WHAT THE TASK ASKS: Write out every record exactly as it appears. Skip the pictures.

*** DATA SUPPLIED Section Begins ***

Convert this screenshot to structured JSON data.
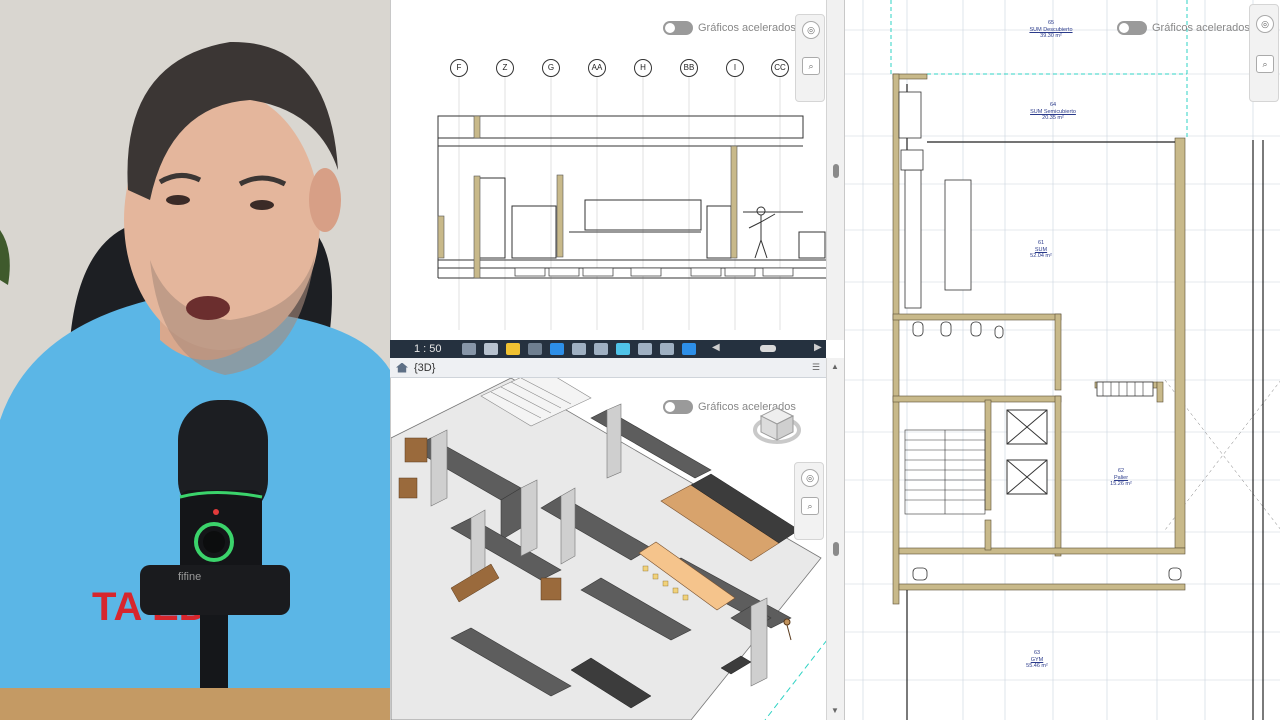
{
  "section_view": {
    "graphics_toggle_label": "Gráficos acelerados",
    "grid_bubbles": [
      "F",
      "Z",
      "G",
      "AA",
      "H",
      "BB",
      "I",
      "CC"
    ],
    "scale_label": "1 : 50"
  },
  "view3d": {
    "tab_label": "{3D}",
    "graphics_toggle_label": "Gráficos acelerados"
  },
  "floor_plan": {
    "graphics_toggle_label": "Gráficos acelerados",
    "rooms": [
      {
        "number": "65",
        "name": "SUM Descubierto",
        "area": "39.30 m²"
      },
      {
        "number": "64",
        "name": "SUM Semicubierto",
        "area": "20.35 m²"
      },
      {
        "number": "61",
        "name": "SUM",
        "area": "52.04 m²"
      },
      {
        "number": "62",
        "name": "Palier",
        "area": "15.26 m²"
      },
      {
        "number": "63",
        "name": "GYM",
        "area": "55.46 m²"
      }
    ]
  },
  "webcam": {
    "shirt_text": "TA    ED",
    "mic_brand": "fifine"
  },
  "colors": {
    "wall_fill": "#c8b98a",
    "view_control_bar": "#25313f",
    "grid_line": "#c9d2de",
    "accent_dashed": "#2fd3c4",
    "counter_fill": "#f5c48c"
  }
}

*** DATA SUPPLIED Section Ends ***

YOUR RESPONSE:
Convert this screenshot to structured JSON data.
{
  "section_view": {
    "graphics_toggle_label": "Gráficos acelerados",
    "grid_bubbles": [
      "F",
      "Z",
      "G",
      "AA",
      "H",
      "BB",
      "I",
      "CC"
    ],
    "scale_label": "1 : 50"
  },
  "view3d": {
    "tab_label": "{3D}",
    "graphics_toggle_label": "Gráficos acelerados"
  },
  "floor_plan": {
    "graphics_toggle_label": "Gráficos acelerados",
    "rooms": [
      {
        "number": "65",
        "name": "SUM Descubierto",
        "area": "39.30 m²"
      },
      {
        "number": "64",
        "name": "SUM Semicubierto",
        "area": "20.35 m²"
      },
      {
        "number": "61",
        "name": "SUM",
        "area": "52.04 m²"
      },
      {
        "number": "62",
        "name": "Palier",
        "area": "15.26 m²"
      },
      {
        "number": "63",
        "name": "GYM",
        "area": "55.46 m²"
      }
    ]
  },
  "webcam": {
    "shirt_text": "TA    ED",
    "mic_brand": "fifine"
  },
  "colors": {
    "wall_fill": "#c8b98a",
    "view_control_bar": "#25313f",
    "grid_line": "#c9d2de",
    "accent_dashed": "#2fd3c4",
    "counter_fill": "#f5c48c"
  }
}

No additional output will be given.